Start of Study material

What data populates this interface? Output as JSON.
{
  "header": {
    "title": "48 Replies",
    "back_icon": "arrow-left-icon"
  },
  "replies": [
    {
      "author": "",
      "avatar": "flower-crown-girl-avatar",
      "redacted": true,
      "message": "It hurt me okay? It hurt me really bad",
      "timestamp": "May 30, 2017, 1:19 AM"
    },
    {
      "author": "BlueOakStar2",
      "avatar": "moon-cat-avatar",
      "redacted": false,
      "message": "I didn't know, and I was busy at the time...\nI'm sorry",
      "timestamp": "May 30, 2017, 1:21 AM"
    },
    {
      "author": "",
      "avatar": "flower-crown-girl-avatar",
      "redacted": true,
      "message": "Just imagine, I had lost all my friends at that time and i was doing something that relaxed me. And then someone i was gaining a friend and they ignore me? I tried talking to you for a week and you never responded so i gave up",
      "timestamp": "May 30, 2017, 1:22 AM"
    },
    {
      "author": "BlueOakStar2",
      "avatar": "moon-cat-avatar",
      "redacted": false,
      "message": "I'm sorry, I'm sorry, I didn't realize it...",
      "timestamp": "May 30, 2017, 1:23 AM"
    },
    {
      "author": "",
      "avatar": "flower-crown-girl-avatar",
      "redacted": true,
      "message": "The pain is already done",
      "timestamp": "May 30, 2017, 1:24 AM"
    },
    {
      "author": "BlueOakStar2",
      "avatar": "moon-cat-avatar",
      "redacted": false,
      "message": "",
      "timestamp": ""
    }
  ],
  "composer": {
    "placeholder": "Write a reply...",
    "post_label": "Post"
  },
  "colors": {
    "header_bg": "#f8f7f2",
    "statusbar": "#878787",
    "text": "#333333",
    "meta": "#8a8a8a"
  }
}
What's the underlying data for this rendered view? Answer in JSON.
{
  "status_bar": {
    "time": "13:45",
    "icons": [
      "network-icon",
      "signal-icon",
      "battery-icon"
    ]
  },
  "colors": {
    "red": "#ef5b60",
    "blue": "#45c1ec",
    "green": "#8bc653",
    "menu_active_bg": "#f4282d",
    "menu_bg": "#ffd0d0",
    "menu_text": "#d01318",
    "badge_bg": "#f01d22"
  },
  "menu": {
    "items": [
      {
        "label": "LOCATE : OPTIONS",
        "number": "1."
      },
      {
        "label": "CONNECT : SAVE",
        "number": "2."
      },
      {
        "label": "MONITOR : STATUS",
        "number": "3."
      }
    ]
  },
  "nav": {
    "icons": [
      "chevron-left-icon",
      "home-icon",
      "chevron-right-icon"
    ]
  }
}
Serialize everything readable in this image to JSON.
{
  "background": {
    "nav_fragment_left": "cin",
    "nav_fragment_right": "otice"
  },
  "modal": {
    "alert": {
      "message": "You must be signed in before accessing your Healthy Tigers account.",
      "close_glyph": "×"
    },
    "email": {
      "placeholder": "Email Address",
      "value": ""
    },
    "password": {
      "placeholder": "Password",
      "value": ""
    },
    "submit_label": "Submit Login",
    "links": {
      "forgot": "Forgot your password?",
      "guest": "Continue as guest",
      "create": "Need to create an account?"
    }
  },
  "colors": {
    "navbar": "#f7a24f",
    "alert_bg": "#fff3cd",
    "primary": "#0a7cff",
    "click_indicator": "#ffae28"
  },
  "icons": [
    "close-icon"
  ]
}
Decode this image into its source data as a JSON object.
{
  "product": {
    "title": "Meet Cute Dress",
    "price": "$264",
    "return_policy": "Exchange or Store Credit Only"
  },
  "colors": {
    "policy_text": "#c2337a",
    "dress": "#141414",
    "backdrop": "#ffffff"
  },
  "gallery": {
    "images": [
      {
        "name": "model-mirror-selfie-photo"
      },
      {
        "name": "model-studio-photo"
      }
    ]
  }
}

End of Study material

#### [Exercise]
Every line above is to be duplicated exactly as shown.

#### [Expected answer]
What data populates this interface? Output as JSON.
{
  "header": {
    "title": "48 Replies",
    "back_icon": "arrow-left-icon"
  },
  "replies": [
    {
      "author": "",
      "avatar": "flower-crown-girl-avatar",
      "redacted": true,
      "message": "It hurt me okay? It hurt me really bad",
      "timestamp": "May 30, 2017, 1:19 AM"
    },
    {
      "author": "BlueOakStar2",
      "avatar": "moon-cat-avatar",
      "redacted": false,
      "message": "I didn't know, and I was busy at the time...\nI'm sorry",
      "timestamp": "May 30, 2017, 1:21 AM"
    },
    {
      "author": "",
      "avatar": "flower-crown-girl-avatar",
      "redacted": true,
      "message": "Just imagine, I had lost all my friends at that time and i was doing something that relaxed me. And then someone i was gaining a friend and they ignore me? I tried talking to you for a week and you never responded so i gave up",
      "timestamp": "May 30, 2017, 1:22 AM"
    },
    {
      "author": "BlueOakStar2",
      "avatar": "moon-cat-avatar",
      "redacted": false,
      "message": "I'm sorry, I'm sorry, I didn't realize it...",
      "timestamp": "May 30, 2017, 1:23 AM"
    },
    {
      "author": "",
      "avatar": "flower-crown-girl-avatar",
      "redacted": true,
      "message": "The pain is already done",
      "timestamp": "May 30, 2017, 1:24 AM"
    },
    {
      "author": "BlueOakStar2",
      "avatar": "moon-cat-avatar",
      "redacted": false,
      "message": "",
      "timestamp": ""
    }
  ],
  "composer": {
    "placeholder": "Write a reply...",
    "post_label": "Post"
  },
  "colors": {
    "header_bg": "#f8f7f2",
    "statusbar": "#878787",
    "text": "#333333",
    "meta": "#8a8a8a"
  }
}
What's the underlying data for this rendered view? Answer in JSON.
{
  "status_bar": {
    "time": "13:45",
    "icons": [
      "network-icon",
      "signal-icon",
      "battery-icon"
    ]
  },
  "colors": {
    "red": "#ef5b60",
    "blue": "#45c1ec",
    "green": "#8bc653",
    "menu_active_bg": "#f4282d",
    "menu_bg": "#ffd0d0",
    "menu_text": "#d01318",
    "badge_bg": "#f01d22"
  },
  "menu": {
    "items": [
      {
        "label": "LOCATE : OPTIONS",
        "number": "1."
      },
      {
        "label": "CONNECT : SAVE",
        "number": "2."
      },
      {
        "label": "MONITOR : STATUS",
        "number": "3."
      }
    ]
  },
  "nav": {
    "icons": [
      "chevron-left-icon",
      "home-icon",
      "chevron-right-icon"
    ]
  }
}
Serialize everything readable in this image to JSON.
{
  "background": {
    "nav_fragment_left": "cin",
    "nav_fragment_right": "otice"
  },
  "modal": {
    "alert": {
      "message": "You must be signed in before accessing your Healthy Tigers account.",
      "close_glyph": "×"
    },
    "email": {
      "placeholder": "Email Address",
      "value": ""
    },
    "password": {
      "placeholder": "Password",
      "value": ""
    },
    "submit_label": "Submit Login",
    "links": {
      "forgot": "Forgot your password?",
      "guest": "Continue as guest",
      "create": "Need to create an account?"
    }
  },
  "colors": {
    "navbar": "#f7a24f",
    "alert_bg": "#fff3cd",
    "primary": "#0a7cff",
    "click_indicator": "#ffae28"
  },
  "icons": [
    "close-icon"
  ]
}
Decode this image into its source data as a JSON object.
{
  "product": {
    "title": "Meet Cute Dress",
    "price": "$264",
    "return_policy": "Exchange or Store Credit Only"
  },
  "colors": {
    "policy_text": "#c2337a",
    "dress": "#141414",
    "backdrop": "#ffffff"
  },
  "gallery": {
    "images": [
      {
        "name": "model-mirror-selfie-photo"
      },
      {
        "name": "model-studio-photo"
      }
    ]
  }
}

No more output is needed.